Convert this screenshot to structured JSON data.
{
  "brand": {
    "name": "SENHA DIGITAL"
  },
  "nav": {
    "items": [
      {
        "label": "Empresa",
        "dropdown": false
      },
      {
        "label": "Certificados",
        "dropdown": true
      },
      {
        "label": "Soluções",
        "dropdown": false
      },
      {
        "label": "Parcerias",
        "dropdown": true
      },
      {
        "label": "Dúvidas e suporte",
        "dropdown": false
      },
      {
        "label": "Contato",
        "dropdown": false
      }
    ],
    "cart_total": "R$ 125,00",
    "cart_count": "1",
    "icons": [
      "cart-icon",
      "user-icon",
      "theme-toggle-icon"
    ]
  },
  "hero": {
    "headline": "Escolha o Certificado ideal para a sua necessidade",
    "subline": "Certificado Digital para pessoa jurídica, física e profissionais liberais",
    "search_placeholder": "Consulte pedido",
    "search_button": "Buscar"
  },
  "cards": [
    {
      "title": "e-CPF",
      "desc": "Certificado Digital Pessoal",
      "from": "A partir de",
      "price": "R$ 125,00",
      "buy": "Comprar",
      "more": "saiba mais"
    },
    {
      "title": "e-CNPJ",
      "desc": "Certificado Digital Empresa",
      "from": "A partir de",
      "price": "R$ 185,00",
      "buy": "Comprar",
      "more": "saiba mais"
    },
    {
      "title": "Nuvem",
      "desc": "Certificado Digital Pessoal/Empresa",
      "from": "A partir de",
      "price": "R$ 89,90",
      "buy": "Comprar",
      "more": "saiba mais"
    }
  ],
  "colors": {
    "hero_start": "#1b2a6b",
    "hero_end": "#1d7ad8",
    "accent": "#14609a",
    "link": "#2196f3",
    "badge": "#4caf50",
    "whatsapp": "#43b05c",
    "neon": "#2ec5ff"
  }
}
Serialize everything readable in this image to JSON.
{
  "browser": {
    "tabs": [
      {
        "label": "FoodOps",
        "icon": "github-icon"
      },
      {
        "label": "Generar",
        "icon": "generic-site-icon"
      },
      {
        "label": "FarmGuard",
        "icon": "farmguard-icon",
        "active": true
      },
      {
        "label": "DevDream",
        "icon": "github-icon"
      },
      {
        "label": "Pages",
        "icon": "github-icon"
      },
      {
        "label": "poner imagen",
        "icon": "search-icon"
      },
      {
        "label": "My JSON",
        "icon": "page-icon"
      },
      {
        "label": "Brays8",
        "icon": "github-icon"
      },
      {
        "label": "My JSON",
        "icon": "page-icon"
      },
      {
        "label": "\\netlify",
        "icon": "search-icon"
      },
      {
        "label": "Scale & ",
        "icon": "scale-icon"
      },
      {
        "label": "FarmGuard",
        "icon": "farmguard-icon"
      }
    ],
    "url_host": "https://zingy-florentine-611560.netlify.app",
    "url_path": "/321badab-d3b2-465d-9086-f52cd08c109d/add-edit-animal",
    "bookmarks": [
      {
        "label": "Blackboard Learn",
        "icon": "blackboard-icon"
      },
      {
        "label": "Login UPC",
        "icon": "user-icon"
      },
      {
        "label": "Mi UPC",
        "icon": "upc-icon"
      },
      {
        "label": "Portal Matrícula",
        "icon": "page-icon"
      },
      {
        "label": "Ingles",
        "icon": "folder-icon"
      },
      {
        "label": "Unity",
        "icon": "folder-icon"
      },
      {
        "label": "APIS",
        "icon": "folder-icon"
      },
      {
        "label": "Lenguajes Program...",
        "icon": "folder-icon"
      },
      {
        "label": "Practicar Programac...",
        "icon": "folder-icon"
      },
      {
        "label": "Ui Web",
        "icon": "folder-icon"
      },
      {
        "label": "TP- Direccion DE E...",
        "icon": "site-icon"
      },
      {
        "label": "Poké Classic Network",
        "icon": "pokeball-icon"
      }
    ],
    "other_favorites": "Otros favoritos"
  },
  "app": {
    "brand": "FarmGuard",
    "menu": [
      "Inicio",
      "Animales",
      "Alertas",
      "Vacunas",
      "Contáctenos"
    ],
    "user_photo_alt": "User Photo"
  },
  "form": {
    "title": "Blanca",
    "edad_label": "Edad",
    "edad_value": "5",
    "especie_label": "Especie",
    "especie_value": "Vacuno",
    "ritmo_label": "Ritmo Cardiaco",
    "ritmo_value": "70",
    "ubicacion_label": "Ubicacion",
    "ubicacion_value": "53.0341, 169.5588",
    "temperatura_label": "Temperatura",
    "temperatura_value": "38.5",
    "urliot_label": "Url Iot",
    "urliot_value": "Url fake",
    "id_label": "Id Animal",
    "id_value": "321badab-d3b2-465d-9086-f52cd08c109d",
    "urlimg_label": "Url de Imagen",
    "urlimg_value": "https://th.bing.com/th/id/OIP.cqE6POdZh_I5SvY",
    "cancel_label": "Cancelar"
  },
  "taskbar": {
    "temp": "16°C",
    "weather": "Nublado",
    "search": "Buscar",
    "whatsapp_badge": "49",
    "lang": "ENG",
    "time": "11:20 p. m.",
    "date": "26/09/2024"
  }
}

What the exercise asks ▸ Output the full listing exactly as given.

Task response ▸
Convert this screenshot to structured JSON data.
{
  "brand": {
    "name": "SENHA DIGITAL"
  },
  "nav": {
    "items": [
      {
        "label": "Empresa",
        "dropdown": false
      },
      {
        "label": "Certificados",
        "dropdown": true
      },
      {
        "label": "Soluções",
        "dropdown": false
      },
      {
        "label": "Parcerias",
        "dropdown": true
      },
      {
        "label": "Dúvidas e suporte",
        "dropdown": false
      },
      {
        "label": "Contato",
        "dropdown": false
      }
    ],
    "cart_total": "R$ 125,00",
    "cart_count": "1",
    "icons": [
      "cart-icon",
      "user-icon",
      "theme-toggle-icon"
    ]
  },
  "hero": {
    "headline": "Escolha o Certificado ideal para a sua necessidade",
    "subline": "Certificado Digital para pessoa jurídica, física e profissionais liberais",
    "search_placeholder": "Consulte pedido",
    "search_button": "Buscar"
  },
  "cards": [
    {
      "title": "e-CPF",
      "desc": "Certificado Digital Pessoal",
      "from": "A partir de",
      "price": "R$ 125,00",
      "buy": "Comprar",
      "more": "saiba mais"
    },
    {
      "title": "e-CNPJ",
      "desc": "Certificado Digital Empresa",
      "from": "A partir de",
      "price": "R$ 185,00",
      "buy": "Comprar",
      "more": "saiba mais"
    },
    {
      "title": "Nuvem",
      "desc": "Certificado Digital Pessoal/Empresa",
      "from": "A partir de",
      "price": "R$ 89,90",
      "buy": "Comprar",
      "more": "saiba mais"
    }
  ],
  "colors": {
    "hero_start": "#1b2a6b",
    "hero_end": "#1d7ad8",
    "accent": "#14609a",
    "link": "#2196f3",
    "badge": "#4caf50",
    "whatsapp": "#43b05c",
    "neon": "#2ec5ff"
  }
}
Serialize everything readable in this image to JSON.
{
  "browser": {
    "tabs": [
      {
        "label": "FoodOps",
        "icon": "github-icon"
      },
      {
        "label": "Generar",
        "icon": "generic-site-icon"
      },
      {
        "label": "FarmGuard",
        "icon": "farmguard-icon",
        "active": true
      },
      {
        "label": "DevDream",
        "icon": "github-icon"
      },
      {
        "label": "Pages",
        "icon": "github-icon"
      },
      {
        "label": "poner imagen",
        "icon": "search-icon"
      },
      {
        "label": "My JSON",
        "icon": "page-icon"
      },
      {
        "label": "Brays8",
        "icon": "github-icon"
      },
      {
        "label": "My JSON",
        "icon": "page-icon"
      },
      {
        "label": "\\netlify",
        "icon": "search-icon"
      },
      {
        "label": "Scale & ",
        "icon": "scale-icon"
      },
      {
        "label": "FarmGuard",
        "icon": "farmguard-icon"
      }
    ],
    "url_host": "https://zingy-florentine-611560.netlify.app",
    "url_path": "/321badab-d3b2-465d-9086-f52cd08c109d/add-edit-animal",
    "bookmarks": [
      {
        "label": "Blackboard Learn",
        "icon": "blackboard-icon"
      },
      {
        "label": "Login UPC",
        "icon": "user-icon"
      },
      {
        "label": "Mi UPC",
        "icon": "upc-icon"
      },
      {
        "label": "Portal Matrícula",
        "icon": "page-icon"
      },
      {
        "label": "Ingles",
        "icon": "folder-icon"
      },
      {
        "label": "Unity",
        "icon": "folder-icon"
      },
      {
        "label": "APIS",
        "icon": "folder-icon"
      },
      {
        "label": "Lenguajes Program...",
        "icon": "folder-icon"
      },
      {
        "label": "Practicar Programac...",
        "icon": "folder-icon"
      },
      {
        "label": "Ui Web",
        "icon": "folder-icon"
      },
      {
        "label": "TP- Direccion DE E...",
        "icon": "site-icon"
      },
      {
        "label": "Poké Classic Network",
        "icon": "pokeball-icon"
      }
    ],
    "other_favorites": "Otros favoritos"
  },
  "app": {
    "brand": "FarmGuard",
    "menu": [
      "Inicio",
      "Animales",
      "Alertas",
      "Vacunas",
      "Contáctenos"
    ],
    "user_photo_alt": "User Photo"
  },
  "form": {
    "title": "Blanca",
    "edad_label": "Edad",
    "edad_value": "5",
    "especie_label": "Especie",
    "especie_value": "Vacuno",
    "ritmo_label": "Ritmo Cardiaco",
    "ritmo_value": "70",
    "ubicacion_label": "Ubicacion",
    "ubicacion_value": "53.0341, 169.5588",
    "temperatura_label": "Temperatura",
    "temperatura_value": "38.5",
    "urliot_label": "Url Iot",
    "urliot_value": "Url fake",
    "id_label": "Id Animal",
    "id_value": "321badab-d3b2-465d-9086-f52cd08c109d",
    "urlimg_label": "Url de Imagen",
    "urlimg_value": "https://th.bing.com/th/id/OIP.cqE6POdZh_I5SvY",
    "cancel_label": "Cancelar"
  },
  "taskbar": {
    "temp": "16°C",
    "weather": "Nublado",
    "search": "Buscar",
    "whatsapp_badge": "49",
    "lang": "ENG",
    "time": "11:20 p. m.",
    "date": "26/09/2024"
  }
}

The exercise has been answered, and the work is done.